There are so many great ideas out there, but how do *we* do it? Currently, this is how:
- Meal planning: This has made such a difference, but it’s an evolving process. I plan on making four dinner meals per week, with leftovers making up the rest. We also order pizza or dine out maybe once a week. Lunches and breakfasts are mostly unplanned and revolve around staples like oatmeal, frozen fruit, and yogurt I keep on hand. I’ll do a separate post on my meal planning strategy later, since there’s a lot to say.
- Shopping “once” a month: This one comes with a caveat. I do one big shopping trip at the beginning of the month, picking up all non-perishables, freezables, etc, as well as any fresh items I need for that week’s meals. This big trip completely fills a cart and usually costs around $150-$200. But with a toddler, I’ve learned it’s really not feasible to shop literally once a month, because we run out of milk or eggs or whatever. So I’ll go to the store a few more times in the month to get specific items we’re out of and any necessary fresh items for a given week’s meal plan. This isn’t a regular weekly occurrence, since we keep a lot of apples and oranges, and other fresh items that last several weeks, but I don’t beat myself up for additional trips to the store. I am very careful to not pick up impulse purchases on these additional trips.
- A local “scratch and dent” grocery store: One of my friends tipped me off to a tiny grocer nearby that sells (for lack of a better term?) “seconds” products. Some items are expired, some are in damaged packaging, and I have no idea where or how they procure the rest! The selection is much smaller than what a regular grocery store would carry, but they have a huge selection of boxed cereals at half the usual price, baking supplies, yogurt, and an absolute TON of fresh produce. Much of the produce is stuff I don’t often use, and sometimes it’s a little (or a lot) past its prime, but occasionally I’ll pick up mesh bags of apples for $1 apiece, bags of Cuties, and just last month I scored with four pounds of organic blueberries for $11. I go to this store just before I hit the big grocery store, so I can cross off some of my list there. I also get many of our breakfast and lunch staples here, like yogurt cups and cereal.
- Coupons: I’ve slowed way down on coupons, but I do clip the ones I *might* use, and the store I shop at sends customized coupons every few months that are really handy. (Free boxes of Cheerios, for example, since we buy a lot of Cheerios.) I recently got our Sunday paper renewal notice, and I’m honestly not sure if the $60+ annual cost justifies the coupons I get. I’m still pondering that one.

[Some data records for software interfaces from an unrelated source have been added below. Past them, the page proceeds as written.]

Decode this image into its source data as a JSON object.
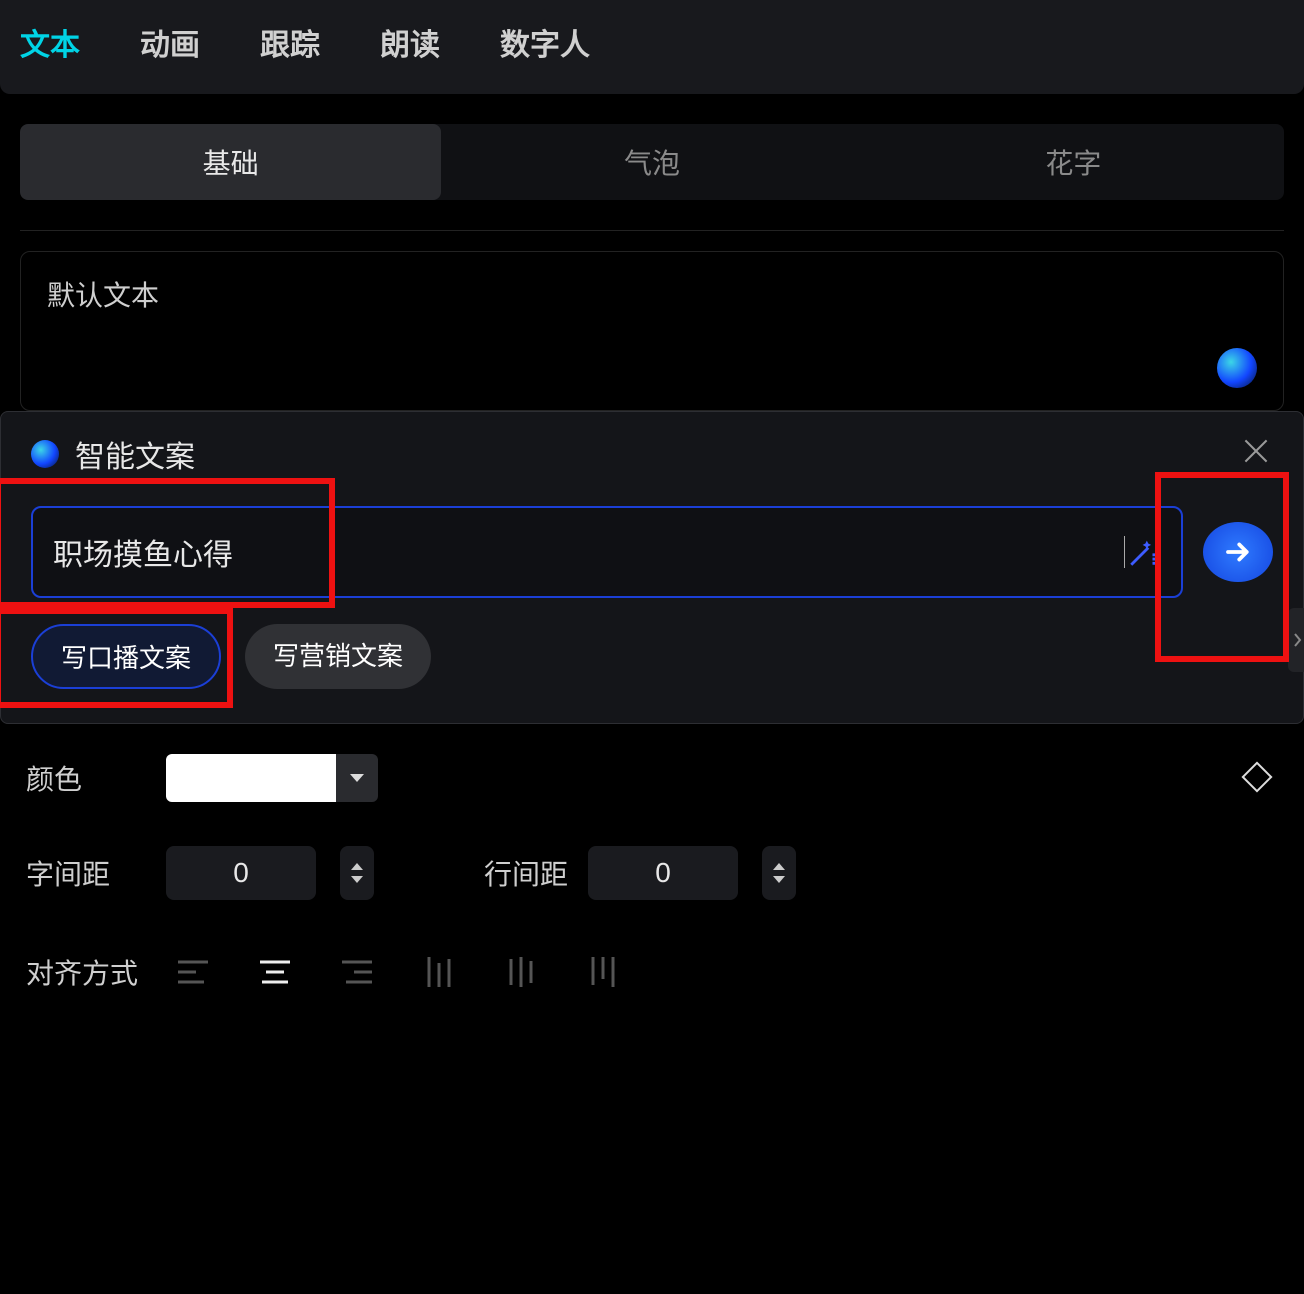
{
  "top_tabs": {
    "text": "文本",
    "animation": "动画",
    "track": "跟踪",
    "read": "朗读",
    "avatar": "数字人",
    "active": "text"
  },
  "sub_tabs": {
    "basic": "基础",
    "bubble": "气泡",
    "fancy": "花字",
    "active": "basic"
  },
  "default_text_label": "默认文本",
  "smart_panel": {
    "title": "智能文案",
    "input_value": "职场摸鱼心得",
    "chips": {
      "broadcast": "写口播文案",
      "marketing": "写营销文案",
      "active": "broadcast"
    }
  },
  "color_row": {
    "label": "颜色",
    "value": "#ffffff"
  },
  "spacing_row": {
    "char_label": "字间距",
    "char_value": "0",
    "line_label": "行间距",
    "line_value": "0"
  },
  "align_row": {
    "label": "对齐方式",
    "active": "center"
  }
}
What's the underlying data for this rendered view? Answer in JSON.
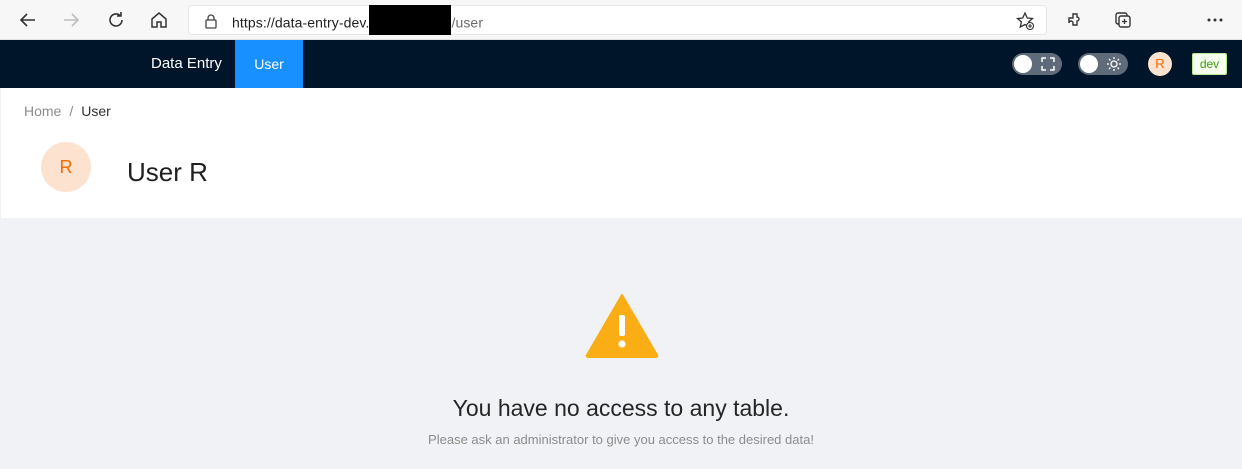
{
  "browser": {
    "url_host": "https://data-entry-dev.",
    "url_path": "/user"
  },
  "header": {
    "brand": "Data Entry",
    "active_tab": "User",
    "avatar_initial": "R",
    "env_tag": "dev"
  },
  "breadcrumb": {
    "home": "Home",
    "separator": "/",
    "current": "User"
  },
  "profile": {
    "avatar_initial": "R",
    "title": "User R"
  },
  "result": {
    "title": "You have no access to any table.",
    "subtitle": "Please ask an administrator to give you access to the desired data!"
  },
  "colors": {
    "header_bg": "#001529",
    "accent": "#1890ff",
    "warning": "#faad14",
    "avatar_bg": "#fde3cf",
    "avatar_fg": "#f56a00"
  }
}
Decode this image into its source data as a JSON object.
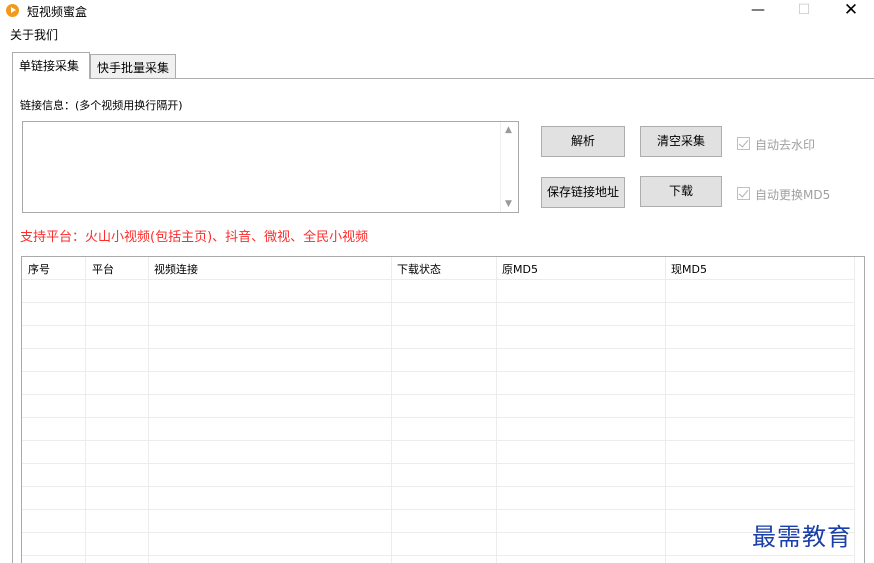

- Keeping a price book: This is the only way I’ve gotten a grip on what some of the best prices are on the items we use the most. For example, I can get a 42 ounce container of Quaker instant oatmeal at the grocery store for around $5. BUT…if I wait and keep an eye on the Walgreens ads, I can get the exact same Quaker Oats for 2/$5. And then I buy 4…or 6! Same with coffee: Folgers occasionally goes on sale for $6.99 for the 30+ ounce containers. When it does, I buy 4 or 6. Otherwise, the price is MUCH higher.
That’s all I’ve got for now. Someday soon I’ll show the new baby’s room and all the little projects that are helping it come together.